Vänskä's recording is very wide range in both frequency response and dynamics. The very end will challenge your playback system if you have set the volume so that the faintest details are just audible and are determined to let the loud passages play out. The bells peal distantly - dubbed in from an unnamed church I am told and sounding very rich indeed. The preceding live performances used the orchestra's own tubular bells but I guess these were judged as insufficiently imposing. The organ is an electronic device recorded as it sounded through the hall loudspeakers and the effect is somewhat of a wodge of bass lacking much character. The recording team were aware that this was suboptimal (excuse the audio pun!) and I gather that they plan something more effective when they get around to the 8th Symphony in two or three years time. Dave Billinge
Founding Editor Rob Barnett Editor in Chief
John Quinn Seen & Heard Editor Emeritus Bill Kenny MusicWeb Webmaster

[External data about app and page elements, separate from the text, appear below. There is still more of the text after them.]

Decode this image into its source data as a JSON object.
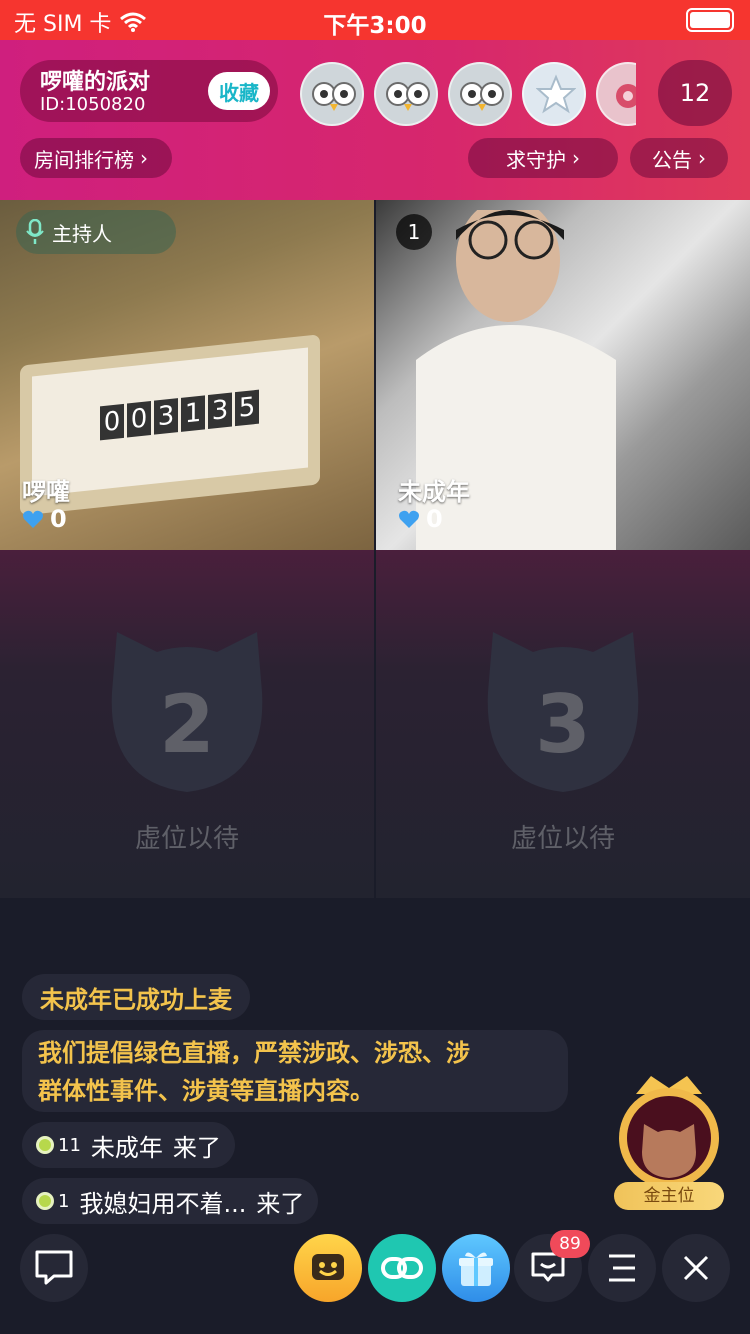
{
  "status_bar": {
    "carrier": "无 SIM 卡",
    "time": "下午3:00"
  },
  "room": {
    "name": "啰嚾的派对",
    "id_text": "ID:1050820",
    "favorite_label": "收藏",
    "online_count": "12",
    "ranking_label": "房间排行榜",
    "guard_label": "求守护",
    "notice_label": "公告"
  },
  "seats": [
    {
      "host_tag": "主持人",
      "name": "啰嚾",
      "score": "0"
    },
    {
      "position": "1",
      "name": "未成年",
      "score": "0"
    },
    {
      "position": "2",
      "empty_text": "虚位以待"
    },
    {
      "position": "3",
      "empty_text": "虚位以待"
    }
  ],
  "timer_digits": [
    "0",
    "0",
    "3",
    "1",
    "3",
    "5"
  ],
  "chat": {
    "system_msg": "未成年已成功上麦",
    "notice_line1": "我们提倡绿色直播，严禁涉政、涉恐、涉",
    "notice_line2": "群体性事件、涉黄等直播内容。",
    "joins": [
      {
        "level": "11",
        "user": "未成年",
        "action": "来了"
      },
      {
        "level": "1",
        "user": "我媳妇用不着...",
        "action": "来了"
      }
    ]
  },
  "gold_seat_label": "金主位",
  "bottom_bar": {
    "message_badge": "89",
    "icons": [
      "chat-bubble-icon",
      "emoji-icon",
      "link-icon",
      "gift-icon",
      "message-icon",
      "menu-icon",
      "close-icon"
    ]
  },
  "colors": {
    "status_bar": "#f6352f",
    "header": "#d7276c",
    "accent_gold": "#f3c34c",
    "fav_text": "#19b6c8",
    "background": "#1a1c29"
  }
}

David Barker Postmaster
Jonathan Woolf MusicWeb Founder Len Mullenger